Among the entries below, find every line that has "Large" and pull it out.

§ Data records for software interfaces:
___
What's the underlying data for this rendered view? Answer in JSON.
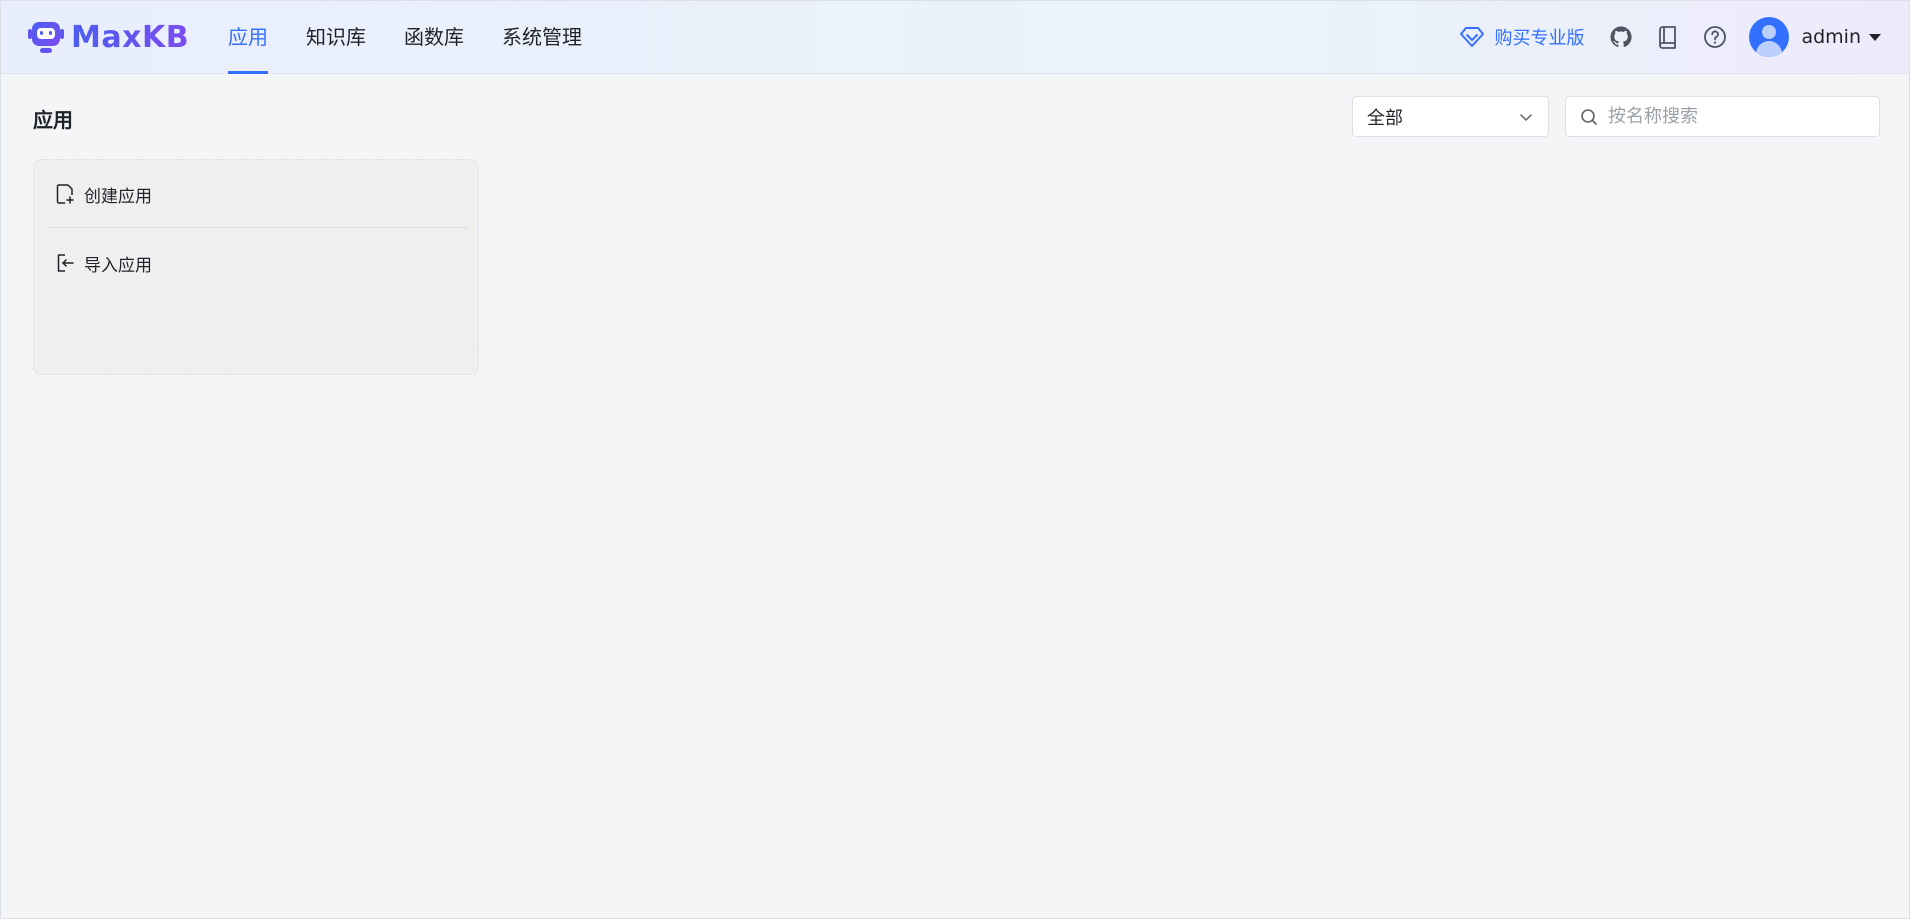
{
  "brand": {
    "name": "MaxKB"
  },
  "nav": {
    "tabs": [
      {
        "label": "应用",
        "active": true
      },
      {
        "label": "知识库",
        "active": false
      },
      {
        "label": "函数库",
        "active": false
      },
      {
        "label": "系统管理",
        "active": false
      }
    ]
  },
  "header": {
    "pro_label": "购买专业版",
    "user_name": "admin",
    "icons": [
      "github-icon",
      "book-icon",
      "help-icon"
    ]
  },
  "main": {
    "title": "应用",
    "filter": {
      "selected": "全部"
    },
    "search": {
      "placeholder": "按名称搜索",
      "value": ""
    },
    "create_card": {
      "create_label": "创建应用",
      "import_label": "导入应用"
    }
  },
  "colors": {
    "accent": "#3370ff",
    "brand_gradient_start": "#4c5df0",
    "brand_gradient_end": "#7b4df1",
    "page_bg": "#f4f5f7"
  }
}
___
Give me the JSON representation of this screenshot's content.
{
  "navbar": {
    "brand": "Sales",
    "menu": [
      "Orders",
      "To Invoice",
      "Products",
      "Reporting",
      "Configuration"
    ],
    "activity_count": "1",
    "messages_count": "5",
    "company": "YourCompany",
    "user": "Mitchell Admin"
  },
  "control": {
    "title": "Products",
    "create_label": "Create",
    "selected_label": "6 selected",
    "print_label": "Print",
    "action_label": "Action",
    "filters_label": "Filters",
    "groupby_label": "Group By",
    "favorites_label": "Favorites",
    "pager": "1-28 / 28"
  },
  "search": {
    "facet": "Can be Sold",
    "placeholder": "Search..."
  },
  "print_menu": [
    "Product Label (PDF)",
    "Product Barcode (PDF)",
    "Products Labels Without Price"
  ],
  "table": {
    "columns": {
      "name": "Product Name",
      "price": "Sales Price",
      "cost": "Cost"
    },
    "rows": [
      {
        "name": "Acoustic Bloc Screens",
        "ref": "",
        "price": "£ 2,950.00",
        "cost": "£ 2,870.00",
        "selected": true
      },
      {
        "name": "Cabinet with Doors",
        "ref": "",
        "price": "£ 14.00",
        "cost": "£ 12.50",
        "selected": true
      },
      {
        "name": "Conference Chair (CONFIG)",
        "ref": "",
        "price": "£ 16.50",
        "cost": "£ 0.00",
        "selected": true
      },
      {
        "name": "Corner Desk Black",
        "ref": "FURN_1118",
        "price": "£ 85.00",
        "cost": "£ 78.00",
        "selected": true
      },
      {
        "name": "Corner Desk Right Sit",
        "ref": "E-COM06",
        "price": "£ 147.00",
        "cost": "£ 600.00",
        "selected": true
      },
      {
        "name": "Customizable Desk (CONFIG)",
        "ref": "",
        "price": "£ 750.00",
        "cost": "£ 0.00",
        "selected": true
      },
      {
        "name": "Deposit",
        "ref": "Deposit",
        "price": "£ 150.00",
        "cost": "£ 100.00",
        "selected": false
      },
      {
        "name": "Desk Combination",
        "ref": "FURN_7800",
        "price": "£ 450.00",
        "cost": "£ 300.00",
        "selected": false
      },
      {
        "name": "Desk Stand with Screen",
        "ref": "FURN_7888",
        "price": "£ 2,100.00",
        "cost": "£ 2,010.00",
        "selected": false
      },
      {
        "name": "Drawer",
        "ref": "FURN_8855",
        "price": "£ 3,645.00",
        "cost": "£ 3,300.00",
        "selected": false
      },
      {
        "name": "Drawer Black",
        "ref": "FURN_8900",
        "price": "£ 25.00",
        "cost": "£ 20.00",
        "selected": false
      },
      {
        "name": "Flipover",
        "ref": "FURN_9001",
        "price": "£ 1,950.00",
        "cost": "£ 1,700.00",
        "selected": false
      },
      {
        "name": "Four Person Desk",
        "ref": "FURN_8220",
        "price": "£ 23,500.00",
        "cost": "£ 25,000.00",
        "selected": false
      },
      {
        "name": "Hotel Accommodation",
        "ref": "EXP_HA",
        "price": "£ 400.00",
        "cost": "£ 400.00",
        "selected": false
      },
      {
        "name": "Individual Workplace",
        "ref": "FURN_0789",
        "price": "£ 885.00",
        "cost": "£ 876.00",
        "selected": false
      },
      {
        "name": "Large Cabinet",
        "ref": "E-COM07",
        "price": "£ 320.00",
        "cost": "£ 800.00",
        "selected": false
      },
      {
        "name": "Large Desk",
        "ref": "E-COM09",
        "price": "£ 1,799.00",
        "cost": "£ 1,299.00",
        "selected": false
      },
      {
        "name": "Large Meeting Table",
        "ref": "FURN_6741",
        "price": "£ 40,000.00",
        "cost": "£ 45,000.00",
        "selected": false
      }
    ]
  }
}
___
§ Your response:
        "name": "Large Cabinet",
        "name": "Large Desk",
        "name": "Large Meeting Table",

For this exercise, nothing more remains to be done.